that same time. Many times the adult doesn't even realize it's
happening! They just arrange their life to be at a table full of food
at 6 pm daily.
Here's a little food for thought, so to speak. Not
long ago a study was done on 3rd and 4th grade children. In their
school cafeteria two separate lines of food were set up. The first line
offered good nutritional choices, such as vegetables, meats and grains.
The second line of food had nothing but sweets, cookies, cakes, pie
etc. The children were allowed to pick and choose anything they wanted
in any amount without interference or guidance by teachers, staff or
parents. Of course the children went straight for the “goody line”
first, and continued to do so for several days. But within a very few
days, an interesting phenomenon occurred. Almost to a child, the kids
suddenly turned to the line with the nutritious foods.
several days of eating almost exclusively good nutritional choices, the
children then worked out a fairly well-balanced lunch, all by
themselves…one which was rich in good food, with a small sweet treat
What does that study tell us? First,
children are often the best guide of what their bodies need, both in
nutrition and especially in quantity.

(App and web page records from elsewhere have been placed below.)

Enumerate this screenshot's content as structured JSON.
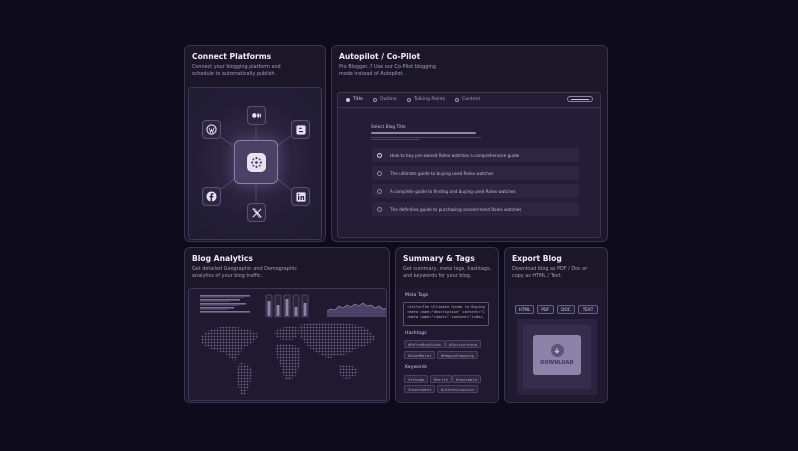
{
  "connect": {
    "title": "Connect Platforms",
    "desc_line1": "Connect your blogging platform and",
    "desc_line2": "schedule to automatically publish.",
    "platforms": [
      "wordpress-icon",
      "medium-icon",
      "blogger-icon",
      "facebook-icon",
      "x-icon",
      "linkedin-icon"
    ]
  },
  "autopilot": {
    "title": "Autopilot / Co-Pilot",
    "desc_line1": "Pro Blogger..? Use our Co-Pilot blogging",
    "desc_line2": "mode instead of Autopilot.",
    "tabs": [
      {
        "label": "Title"
      },
      {
        "label": "Outline"
      },
      {
        "label": "Talking Points"
      },
      {
        "label": "Content"
      }
    ],
    "select_label": "Select Blog Title",
    "options": [
      {
        "label": "How to buy pre-owned Rolex watches a comprehensive guide"
      },
      {
        "label": "The ultimate guide to buying used Rolex watches"
      },
      {
        "label": "A complete guide to finding and buying used Rolex watches"
      },
      {
        "label": "The definitive guide to purchasing second-hand Rolex watches"
      }
    ]
  },
  "analytics": {
    "title": "Blog Analytics",
    "desc_line1": "Get detailed Geographic and Demographic",
    "desc_line2": "analytics of your blog traffic."
  },
  "summary": {
    "title": "Summary & Tags",
    "desc_line1": "Get summary, meta tags, hashtags,",
    "desc_line2": "and keywords for your blog.",
    "meta_label": "Meta Tags",
    "meta_lines": [
      "<title>The Ultimate Guide to Buying",
      "<meta name=\"description\" content=\"L",
      "<meta name=\"robots\" content=\"index,"
    ],
    "hashtags_label": "Hashtags",
    "hashtags": [
      "#RolexBuyGuide",
      "#Swisschrono",
      "#UsedRolex",
      "#HappyShopping"
    ],
    "keywords_label": "Keywords",
    "keywords": [
      "Vintage",
      "Rarity",
      "Reputable",
      "Investment",
      "Authentication"
    ]
  },
  "export": {
    "title": "Export Blog",
    "desc_line1": "Download blog as PDF / Doc or",
    "desc_line2": "copy as HTML / Text.",
    "formats": [
      "HTML",
      "PDF",
      "DOC",
      "TEXT"
    ],
    "download_label": "DOWNLOAD"
  }
}
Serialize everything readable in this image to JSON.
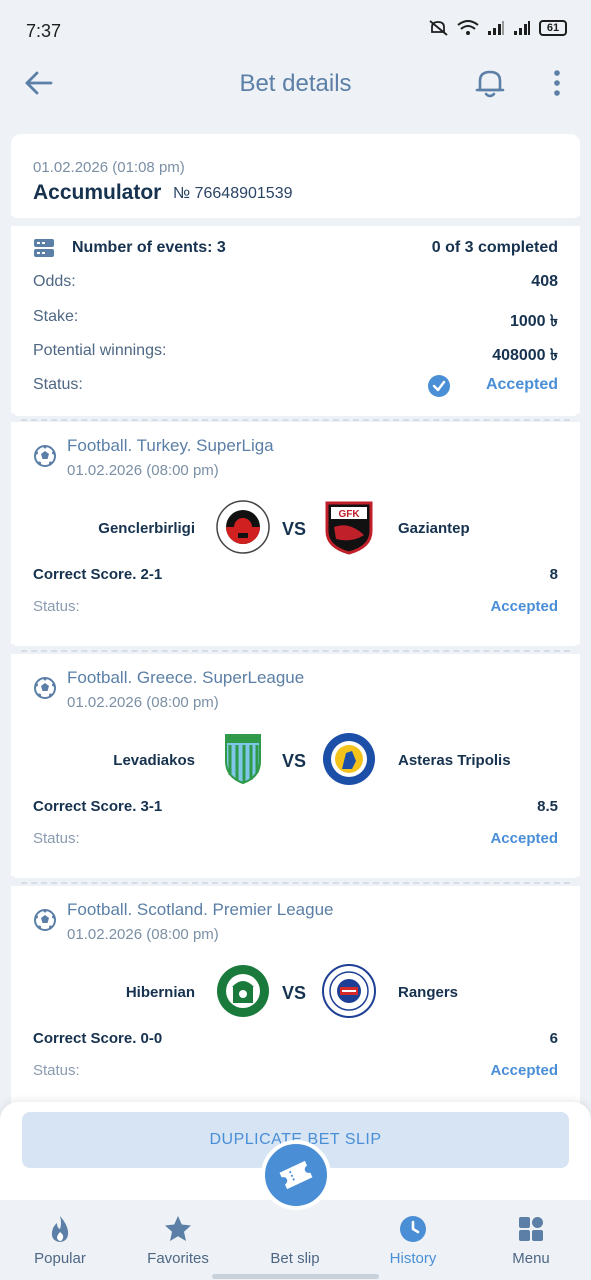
{
  "status_bar": {
    "time": "7:37",
    "battery": "61"
  },
  "header": {
    "title": "Bet details"
  },
  "bet": {
    "datetime": "01.02.2026 (01:08 pm)",
    "type": "Accumulator",
    "number": "№ 76648901539",
    "events_label": "Number of events: 3",
    "events_completed": "0 of 3 completed",
    "odds_label": "Odds:",
    "odds_value": "408",
    "stake_label": "Stake:",
    "stake_value": "1000 ৳",
    "winnings_label": "Potential winnings:",
    "winnings_value": "408000 ৳",
    "status_label": "Status:",
    "status_value": "Accepted"
  },
  "events": [
    {
      "league": "Football. Turkey. SuperLiga",
      "date": "01.02.2026 (08:00 pm)",
      "home": "Genclerbirligi",
      "away": "Gaziantep",
      "vs": "VS",
      "bet": "Correct Score. 2-1",
      "odds": "8",
      "status_label": "Status:",
      "status_value": "Accepted",
      "home_colors": [
        "#111111",
        "#d02020"
      ],
      "away_colors": [
        "#c0202a",
        "#111111"
      ]
    },
    {
      "league": "Football. Greece. SuperLeague",
      "date": "01.02.2026 (08:00 pm)",
      "home": "Levadiakos",
      "away": "Asteras Tripolis",
      "vs": "VS",
      "bet": "Correct Score. 3-1",
      "odds": "8.5",
      "status_label": "Status:",
      "status_value": "Accepted",
      "home_colors": [
        "#2e9a4a",
        "#7fc6e8"
      ],
      "away_colors": [
        "#1c4fa8",
        "#f3c21b"
      ]
    },
    {
      "league": "Football. Scotland. Premier League",
      "date": "01.02.2026 (08:00 pm)",
      "home": "Hibernian",
      "away": "Rangers",
      "vs": "VS",
      "bet": "Correct Score. 0-0",
      "odds": "6",
      "status_label": "Status:",
      "status_value": "Accepted",
      "home_colors": [
        "#1a7a3c",
        "#ffffff"
      ],
      "away_colors": [
        "#1d3f95",
        "#d62a2a"
      ]
    }
  ],
  "actions": {
    "duplicate": "DUPLICATE BET SLIP"
  },
  "nav": [
    {
      "label": "Popular",
      "icon": "flame-icon"
    },
    {
      "label": "Favorites",
      "icon": "star-icon"
    },
    {
      "label": "Bet slip",
      "icon": "ticket-icon"
    },
    {
      "label": "History",
      "icon": "clock-icon"
    },
    {
      "label": "Menu",
      "icon": "grid-icon"
    }
  ],
  "colors": {
    "accent": "#4a8fd6",
    "text_dark": "#16324f",
    "background": "#eef2f6"
  }
}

A child may not know much about
the fat content of a given food, but they know what they “want” and
often with adolescents what they “want” is generally based on what
their bodies are asking for. Children will often pick a sweet, but
given a good tasting healthy choice, they will equally pick the apple
or carrot too.
there is a birthday coming up, and your child wants to have a cake. No
big deal. It doesn't even have to be whole-wheat flour with fat-free
icing. It can be a normal birthday cake. Just be sure the cake is not
the center of attention! Let the birthday child be the center of
the party's over, give the rest of the cake away, or freeze it for a
small treat next month. Do not try to eat it up so it doesn't go stale.
If your child has eaten a portion of a well-balanced supper, but there
is still food on their plate, then don't force the issue. Being a
member of the clean plate club only teaches the child they cannot trust
their own bodies to tell them when they have eaten enough.
We now know this is very bad learned habit which
can last a lifetime, and later cause the future adult much
grief. A child is often the best judge of their own body. A
parent should be cognizant of that fact and help the child decide for
themselves what they are hungry for, and when they are full. Doing this
will give your child a far better chance to grow up a slim trim healthy
adult - go for it!